I have been meaning to write this post for over a month now, and I know people have wondered about the status of this latest round of foster kittens. Every so often I’ll get questions about them on Instagram that I can never answer completely because that would take more time typing out an answer via text than I can tolerate. For those of you just joining us, my Mom is a cat whispering-wizard and she is a registered cat colony caretaker to a group of homeless stray and feral cats who live on skid row downtown. As long as I’ve been alive (longer, really) she’s been trapping and healing and adopting out cats and kittens as well as spay and neutering feral cats to keep down the population. She recently trapped two kittens, brothers, and sent them our way since we don’t have giant dogs as they do and could devote time to socializing and helping them recover their health and strength. The first one was a little white fluff of a dude with a gray smudge on the top of his head. We named him Skippy and Isobel fell deeply in love. The second arrived a couple weeks later and he was a black-and-white tuxedo cat with a broken tail and adorable stubby little legs. He also had a black marking near his mouth that looked just like a handlebar mustache and at the insistence of the little girl in the family who would adopt him we called him “Meowstache” but thanks to the creative imagination of Angela I think he primarily goes by “Kitler.”

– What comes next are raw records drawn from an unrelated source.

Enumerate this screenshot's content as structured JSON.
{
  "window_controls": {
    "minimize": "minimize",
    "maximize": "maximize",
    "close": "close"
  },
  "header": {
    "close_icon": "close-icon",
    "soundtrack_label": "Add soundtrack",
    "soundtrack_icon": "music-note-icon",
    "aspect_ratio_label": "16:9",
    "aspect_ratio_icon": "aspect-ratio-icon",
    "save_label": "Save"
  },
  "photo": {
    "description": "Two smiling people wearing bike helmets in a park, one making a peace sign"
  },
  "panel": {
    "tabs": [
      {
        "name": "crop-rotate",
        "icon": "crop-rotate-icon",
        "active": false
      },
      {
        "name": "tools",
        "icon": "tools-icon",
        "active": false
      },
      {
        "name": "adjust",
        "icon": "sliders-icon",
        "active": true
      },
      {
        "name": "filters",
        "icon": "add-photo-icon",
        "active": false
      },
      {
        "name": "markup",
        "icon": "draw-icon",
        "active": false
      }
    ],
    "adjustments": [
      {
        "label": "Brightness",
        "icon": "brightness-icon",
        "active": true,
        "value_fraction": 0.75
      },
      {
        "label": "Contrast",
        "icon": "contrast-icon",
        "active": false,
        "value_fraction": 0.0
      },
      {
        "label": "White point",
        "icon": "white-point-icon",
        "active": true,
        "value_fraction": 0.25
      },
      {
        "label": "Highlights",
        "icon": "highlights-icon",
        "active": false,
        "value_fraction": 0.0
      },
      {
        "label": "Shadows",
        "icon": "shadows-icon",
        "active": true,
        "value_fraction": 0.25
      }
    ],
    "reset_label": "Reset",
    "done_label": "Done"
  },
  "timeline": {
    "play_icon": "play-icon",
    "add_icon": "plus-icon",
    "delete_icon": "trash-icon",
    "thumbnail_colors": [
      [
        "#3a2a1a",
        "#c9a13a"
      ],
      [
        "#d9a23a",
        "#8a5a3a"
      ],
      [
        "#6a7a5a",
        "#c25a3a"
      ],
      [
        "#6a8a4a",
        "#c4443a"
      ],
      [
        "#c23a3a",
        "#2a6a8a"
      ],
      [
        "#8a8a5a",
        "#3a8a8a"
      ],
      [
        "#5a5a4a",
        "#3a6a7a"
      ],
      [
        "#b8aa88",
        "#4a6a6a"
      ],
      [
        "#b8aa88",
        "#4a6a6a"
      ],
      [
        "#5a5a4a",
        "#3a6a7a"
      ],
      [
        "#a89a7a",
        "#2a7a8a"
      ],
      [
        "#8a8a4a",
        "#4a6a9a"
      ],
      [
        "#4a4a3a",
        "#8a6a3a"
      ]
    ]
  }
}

Everyone who came by the house adored Skippy. This is not an exaggeration. Everyone adored Skippy. Not only was he white and fluffy and adorable, he was the most mellow kitten my mother has ever seen in her life, which is saying a lot. Friends and family would come over and Skippy would climb right up on them and curl up in a little ball in the crook of their neck. He wasn’t the sort of crazy, destructive kitten we’ve come to know and love. He just wanted to cuddle anyone and everyone all day long. I honestly believe he had healing powers and we all joked he was the perfect therapy cat. Several friends tried to convince spouses and partners and family that they needed this cat in their lives. We nearly found him a home four or five times as people lined up to take home little Skipperdoodle. In each case it just wasn’t meant to be and Isobel would let loose a huge sigh of relief. It was hard for her to let go of Meowstache and while he was here she spent most of her time like this.
Another obstacle in letting go of Skippy was the strong bond he immediately formed with senior resident alpha male cat, Zorro. We adopted Zorro as a young kitten who, though he was small, possessed a mighty flaming orange tail. He looked so much like a fox my Mom suggested we call him Zorro, which is Spanish for fox, and that suited him and us just fine. In less than a year this cat grew and grew and showed no sign of stopping. We eventually discovered he was a Maine Coon, the largest breed of cat, and a male no less, and now he’s in his sunset years and weighs a whopping 30lbs. He is the largest domestic cat I’ve ever seen, which made it even more adorable when Skippy started purring at the first sight of him and decided that this cat right here, this hulking orange beast, was an ideal replacement for his mother.
Zorro resisted at first, mostly because Skippy would try to nurse his mancat-nipples, but there’s nothing Zorro enjoys so much as an enthusiastic nap partner, and now they are inseparable. Who knew that Zorro would become a mother so late in life? No one saw that coming but their relationship is beautiful to behold.
Even though we’ve done lots of legwork to get Skippy and Meowstache adopted, and as I’ve said from the beginning, these are strictly foster kittens, our main job was to socialize them and get them healthy. They were both filthy and malnourished when they arrived and although they weren’t feral they had a long way to go to become socialized. (Isobel took her socializing duties very seriously.) My Mom was supposed to be the driving force behind the adoption process while we served as a safe harbor for them. Life gets in the way, sometimes, and my Mom ended up having her hands full managing a serious health condition that affected my father. Anthony sustained a serious injury and required surgery, and I found myself unexpectedly pregnant. Life happened and fate intervened and we’ve called off the search for Skippy’s new home.
He’s found his home. It’s here with us.